TASK INSTRUCTIONS - Which lines in the records below contain the word "product"? Copy each one out.

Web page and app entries

§

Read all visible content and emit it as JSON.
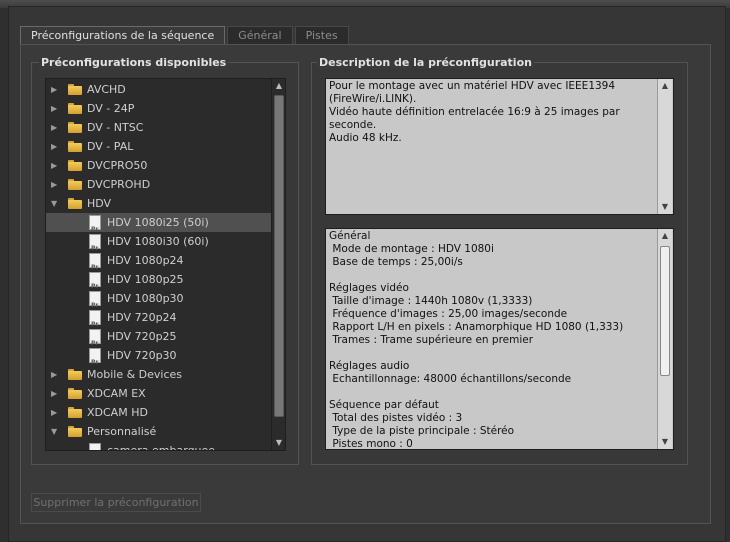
{
  "tabs": [
    {
      "label": "Préconfigurations de la séquence",
      "active": true
    },
    {
      "label": "Général",
      "active": false
    },
    {
      "label": "Pistes",
      "active": false
    }
  ],
  "presets_panel": {
    "title": "Préconfigurations disponibles",
    "items": [
      {
        "type": "folder",
        "label": "AVCHD",
        "expanded": false,
        "level": 0
      },
      {
        "type": "folder",
        "label": "DV - 24P",
        "expanded": false,
        "level": 0
      },
      {
        "type": "folder",
        "label": "DV - NTSC",
        "expanded": false,
        "level": 0
      },
      {
        "type": "folder",
        "label": "DV - PAL",
        "expanded": false,
        "level": 0
      },
      {
        "type": "folder",
        "label": "DVCPRO50",
        "expanded": false,
        "level": 0
      },
      {
        "type": "folder",
        "label": "DVCPROHD",
        "expanded": false,
        "level": 0
      },
      {
        "type": "folder",
        "label": "HDV",
        "expanded": true,
        "level": 0
      },
      {
        "type": "file",
        "label": "HDV 1080i25 (50i)",
        "selected": true,
        "level": 1
      },
      {
        "type": "file",
        "label": "HDV 1080i30 (60i)",
        "level": 1
      },
      {
        "type": "file",
        "label": "HDV 1080p24",
        "level": 1
      },
      {
        "type": "file",
        "label": "HDV 1080p25",
        "level": 1
      },
      {
        "type": "file",
        "label": "HDV 1080p30",
        "level": 1
      },
      {
        "type": "file",
        "label": "HDV 720p24",
        "level": 1
      },
      {
        "type": "file",
        "label": "HDV 720p25",
        "level": 1
      },
      {
        "type": "file",
        "label": "HDV 720p30",
        "level": 1
      },
      {
        "type": "folder",
        "label": "Mobile & Devices",
        "expanded": false,
        "level": 0
      },
      {
        "type": "folder",
        "label": "XDCAM EX",
        "expanded": false,
        "level": 0
      },
      {
        "type": "folder",
        "label": "XDCAM HD",
        "expanded": false,
        "level": 0
      },
      {
        "type": "folder",
        "label": "Personnalisé",
        "expanded": true,
        "level": 0
      },
      {
        "type": "file",
        "label": "camera embarquee",
        "level": 1
      }
    ]
  },
  "description_panel": {
    "title": "Description de la préconfiguration",
    "summary": "Pour le montage avec un matériel HDV avec IEEE1394\n(FireWire/i.LINK).\nVidéo haute définition entrelacée 16:9 à 25 images par seconde.\nAudio 48 kHz.",
    "details": "Général\n Mode de montage : HDV 1080i\n Base de temps : 25,00i/s\n\nRéglages vidéo\n Taille d'image : 1440h 1080v (1,3333)\n Fréquence d'images : 25,00 images/seconde\n Rapport L/H en pixels : Anamorphique HD 1080 (1,333)\n Trames : Trame supérieure en premier\n\nRéglages audio\n Echantillonnage: 48000 échantillons/seconde\n\nSéquence par défaut\n Total des pistes vidéo : 3\n Type de la piste principale : Stéréo\n Pistes mono : 0"
  },
  "buttons": {
    "delete_preset": "Supprimer la préconfiguration"
  }
}
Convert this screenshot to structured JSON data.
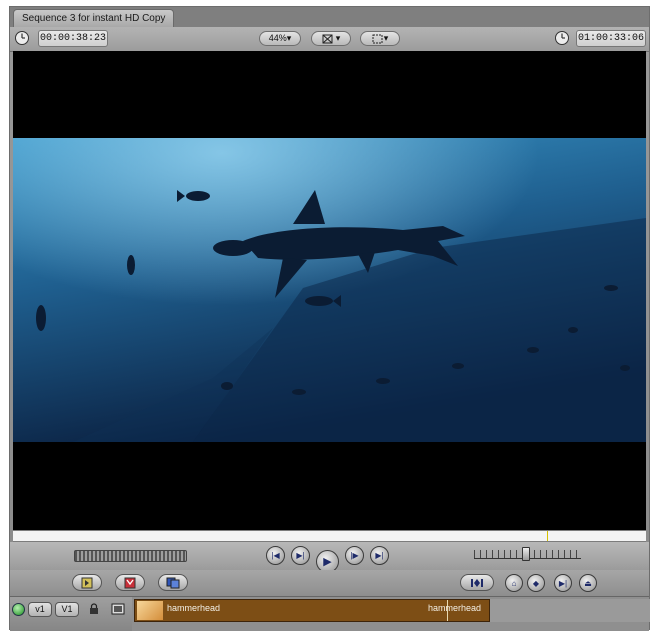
{
  "window": {
    "tab_title": "Sequence 3 for instant HD Copy"
  },
  "topbar": {
    "left_timecode": "00:00:38:23",
    "zoom_label": "44%",
    "right_timecode": "01:00:33:06",
    "clock_icon": "clock-icon",
    "zoom_arrow": "▾",
    "view_arrow": "▾"
  },
  "track": {
    "v_source": "v1",
    "v_dest": "V1",
    "clip_label_left": "hammerhead",
    "clip_label_right": "hammerhead"
  },
  "colors": {
    "water_top": "#3a97c9",
    "water_bottom": "#0a1f3f",
    "clip_brown": "#7d4e15",
    "playhead_yellow": "#d6c200"
  }
}
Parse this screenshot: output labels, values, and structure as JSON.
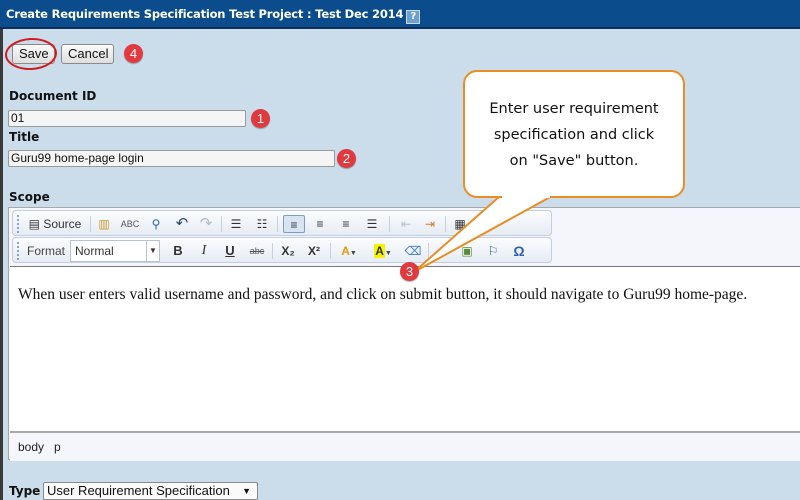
{
  "window": {
    "title": "Create Requirements Specification Test Project : Test Dec 2014",
    "help_icon": "?"
  },
  "actions": {
    "save_label": "Save",
    "cancel_label": "Cancel"
  },
  "form": {
    "document_id": {
      "label": "Document ID",
      "value": "01"
    },
    "title": {
      "label": "Title",
      "value": "Guru99 home-page login"
    },
    "scope": {
      "label": "Scope"
    },
    "type": {
      "label": "Type",
      "selected": "User Requirement Specification"
    }
  },
  "editor": {
    "toolbar_row1": {
      "source_label": "Source",
      "icons": [
        "source-icon",
        "paste-icon",
        "spellcheck-icon",
        "find-icon",
        "undo-icon",
        "redo-icon",
        "numbered-list-icon",
        "bulleted-list-icon",
        "align-left-icon",
        "align-center-icon",
        "align-right-icon",
        "justify-icon",
        "outdent-icon",
        "indent-icon",
        "table-icon"
      ]
    },
    "toolbar_row2": {
      "format_label": "Format",
      "format_value": "Normal",
      "bold": "B",
      "italic": "I",
      "underline": "U",
      "strike": "abc",
      "subscript": "X₂",
      "superscript": "X²",
      "text_color": "A",
      "bg_color": "A",
      "special_char": "Ω"
    },
    "content": "When user enters valid username and password, and click on submit button, it should navigate to Guru99 home-page.",
    "path": [
      "body",
      "p"
    ]
  },
  "annotations": {
    "badges": [
      "1",
      "2",
      "3",
      "4"
    ],
    "callout_lines": [
      "Enter user requirement",
      "specification and click",
      "on \"Save\" button."
    ],
    "colors": {
      "badge": "#e03a3e",
      "callout_border": "#e98d26",
      "ring": "#d01c1c"
    }
  },
  "theme": {
    "titlebar": "#0a4c8c",
    "background": "#cbdcea"
  }
}
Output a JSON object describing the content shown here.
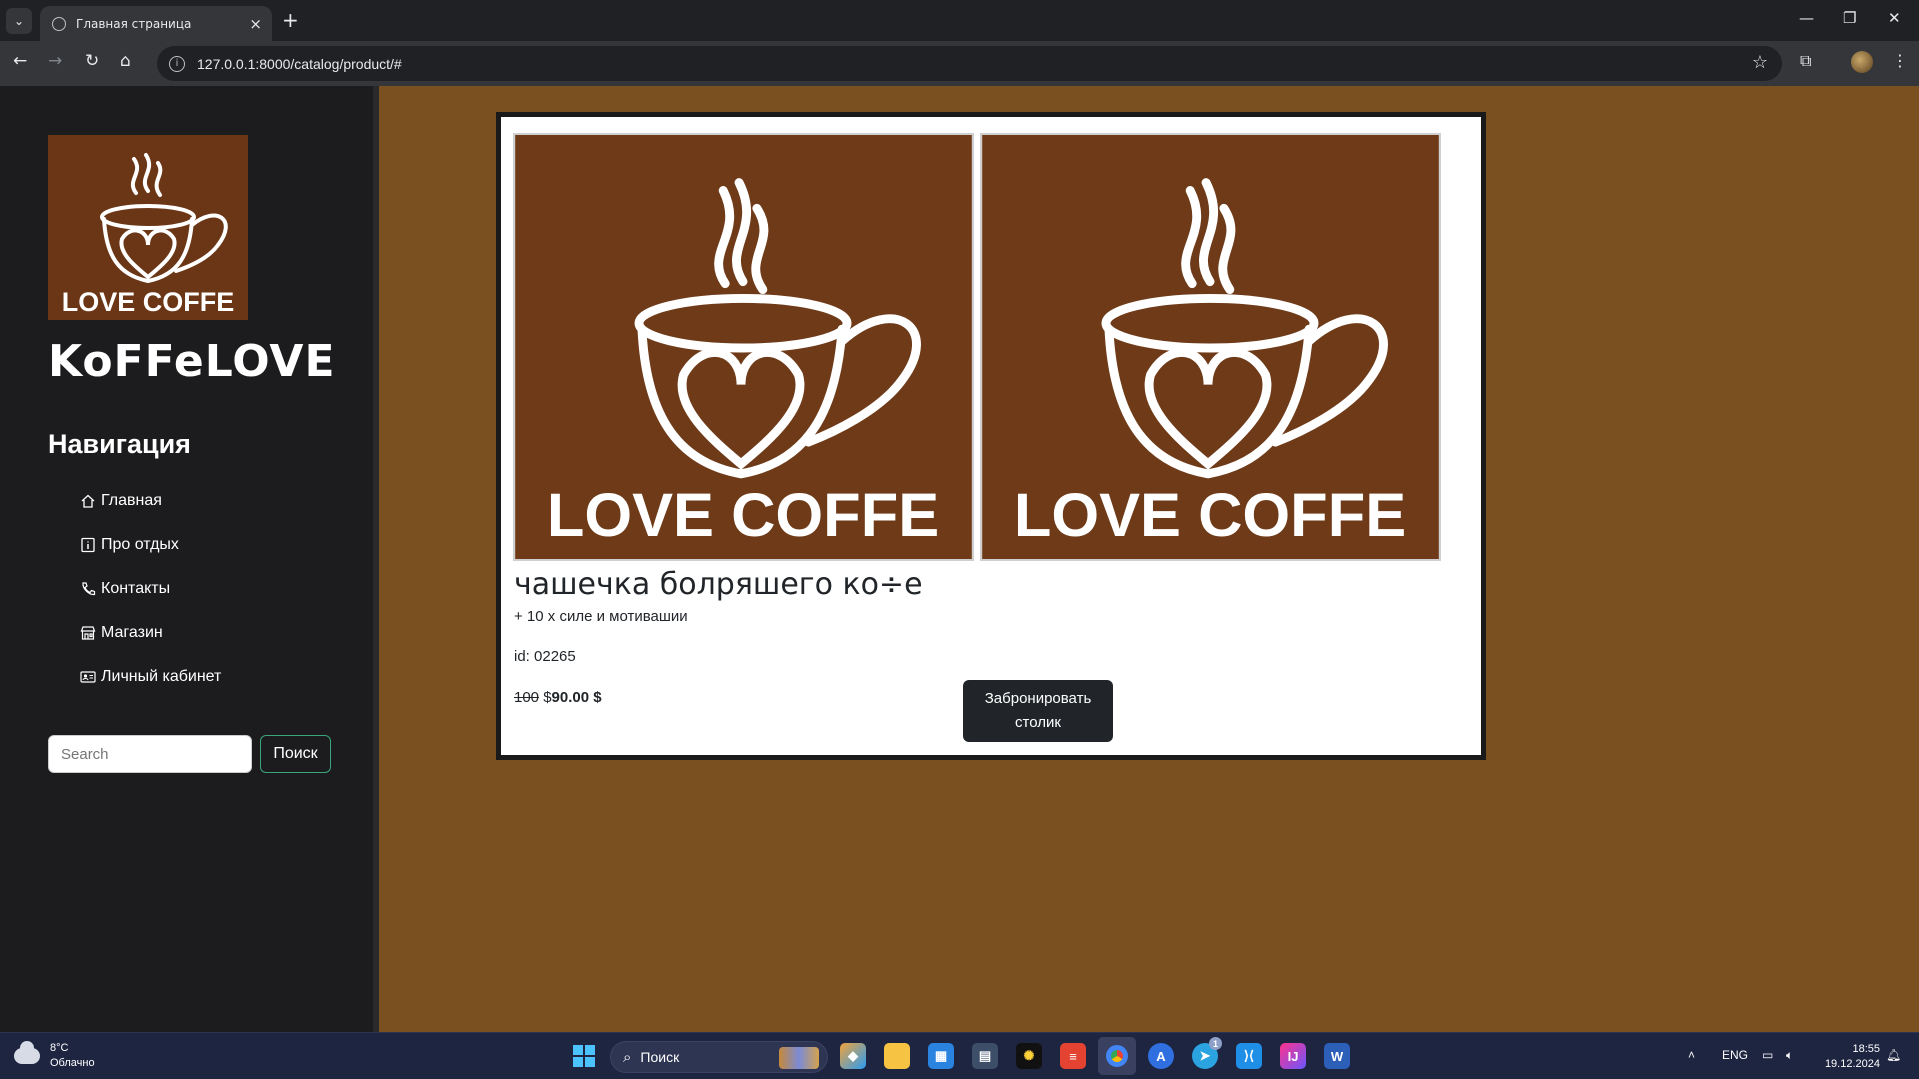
{
  "browser": {
    "tab_title": "Главная страница",
    "url": "127.0.0.1:8000/catalog/product/#",
    "new_tab_symbol": "+",
    "close_tab_symbol": "×"
  },
  "sidebar": {
    "logo_text": "LOVE COFFE",
    "brand_name": "KoFFeLOVE",
    "nav_title": "Навигация",
    "nav_items": [
      {
        "label": "Главная",
        "icon": "home-icon"
      },
      {
        "label": "Про отдых",
        "icon": "info-icon"
      },
      {
        "label": "Контакты",
        "icon": "phone-icon"
      },
      {
        "label": "Магазин",
        "icon": "shop-icon"
      },
      {
        "label": "Личный кабинет",
        "icon": "id-card-icon"
      }
    ],
    "search": {
      "placeholder": "Search",
      "button": "Поиск"
    }
  },
  "product": {
    "image_text": "LOVE COFFE",
    "title": "чашечка болряшего ко÷е",
    "description": "+ 10 х силе и мотивашии",
    "id_text": "id: 02265",
    "old_price": "100",
    "currency_sep": " $",
    "new_price": "90.00 $",
    "book_button_line1": "Забронировать",
    "book_button_line2": "столик"
  },
  "taskbar": {
    "weather_temp": "8°C",
    "weather_desc": "Облачно",
    "search_label": "Поиск",
    "lang": "ENG",
    "time": "18:55",
    "date": "19.12.2024",
    "telegram_badge": "1"
  },
  "colors": {
    "page_bg": "#7a5020",
    "sidebar_bg": "#1c1c1e",
    "logo_bg": "#6b3615",
    "button_dark": "#212529",
    "taskbar_bg": "#1e2541"
  }
}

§

SOLUTION TO THIS PROBLEM -
    "url": "127.0.0.1:8000/catalog/product/#",
  "product": {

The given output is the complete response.